Academic journal article The Virginia Quarterly Review

John Vachon's America: Photographs and Letters from the Depression to World War II

Academic journal article The Virginia Quarterly Review

John Vachon's America: Photographs and Letters from the Depression to World War II

Article excerpt

ART John Vachon's America: Photographs and Letters from the Depression to World War II, by John Vachon. Edited by Miles Orvell. California, December 2003. $49.95

In the 19305, to accurately document the condition of farm life in America, the Farm security Administration dispatched "more than forty photographers into the field and across the United States to collect images of American life that would result in an archive of 165,000 classified FSA prints"-this from the introduction by Miles Orvell to this handsome, fascinating book.

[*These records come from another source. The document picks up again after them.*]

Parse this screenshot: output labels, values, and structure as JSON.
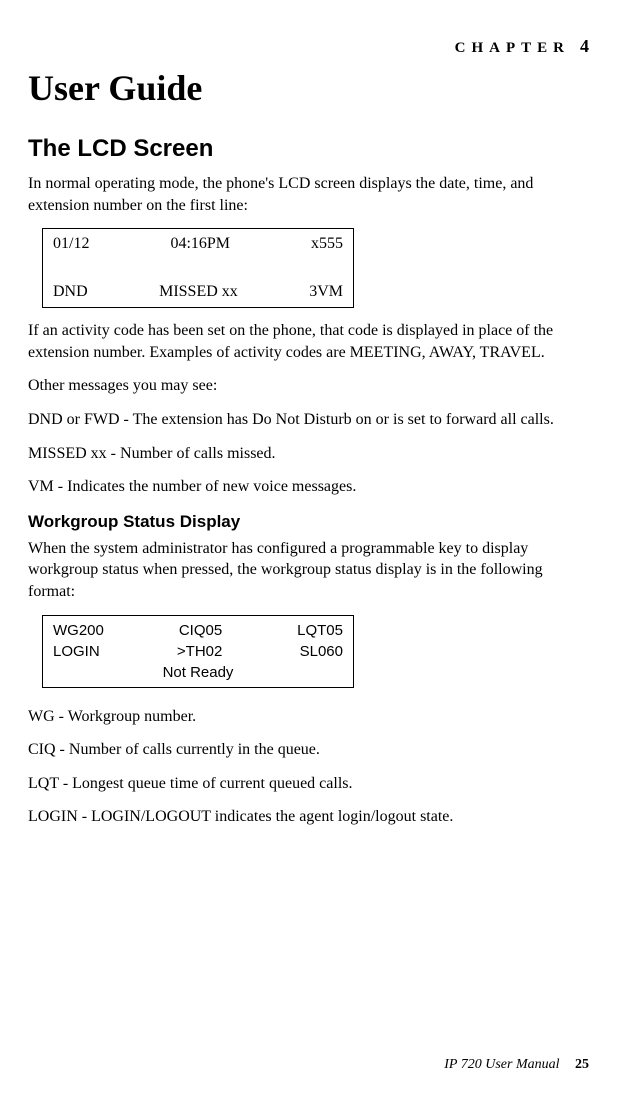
{
  "chapter": {
    "label": "CHAPTER",
    "number": "4"
  },
  "title": "User Guide",
  "section1": {
    "heading": "The LCD Screen",
    "intro": "In normal operating mode, the phone's LCD screen displays the date, time, and extension number on the first line:",
    "lcd": {
      "row1": {
        "a": "01/12",
        "b": "04:16PM",
        "c": "x555"
      },
      "row2": {
        "a": "DND",
        "b": "MISSED xx",
        "c": "3VM"
      }
    },
    "p_activity": "If an activity code has been set on the phone, that code is displayed in place of the extension number. Examples of activity codes are MEETING, AWAY, TRAVEL.",
    "p_other": "Other messages you may see:",
    "p_dnd": "DND or FWD - The extension has Do Not Disturb on or is set to forward all calls.",
    "p_missed": "MISSED xx - Number of calls missed.",
    "p_vm": "VM - Indicates the number of new voice messages."
  },
  "section2": {
    "heading": "Workgroup Status Display",
    "intro": "When the system administrator has configured a programmable key to display workgroup status when pressed, the workgroup status display is in the following format:",
    "wg": {
      "row1": {
        "a": "WG200",
        "b": "CIQ05",
        "c": "LQT05"
      },
      "row2": {
        "a": "LOGIN",
        "b": ">TH02",
        "c": "SL060"
      },
      "row3": "Not Ready"
    },
    "p_wg": "WG - Workgroup number.",
    "p_ciq": "CIQ - Number of calls currently in the queue.",
    "p_lqt": "LQT - Longest queue time of current queued calls.",
    "p_login": "LOGIN - LOGIN/LOGOUT indicates the agent login/logout state."
  },
  "footer": {
    "doc": "IP 720 User Manual",
    "page": "25"
  }
}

John Vachon, of course, was one of these photographers. This book collects a representative sample of the thousands of photographs that Vachon took. The images are sharp, clear, splendidly reproduced on heavy paper: the book itself, I might add here, is a pleasure to hold. How good a photographer was Vachon? I'm out of my depth here. A few of the images seem a bit contrived, or staged, for effect: a young man sleeps on a wooden bench under a "No Loafing" sign at a railroad station; some are pleasingly humdrum: men sit in the grass outside a baseball stadium, watching the game under the windscreens attached to the chain-link fence; some few are wonderful: "Man and Boy Crossing the Street" I cannot possibly do justice to in words-two figures, seen from high above, stride across a wide city street, holding hands, the little boy in white pants leading the way, the man, in black suit and hat, striding beside and behind. …

Search by... Author
Show... All Results Primary Sources Peer-reviewed

Oops!

An unknown error has occurred. Please click the button below to reload the page. If the problem persists, please try again in a little while.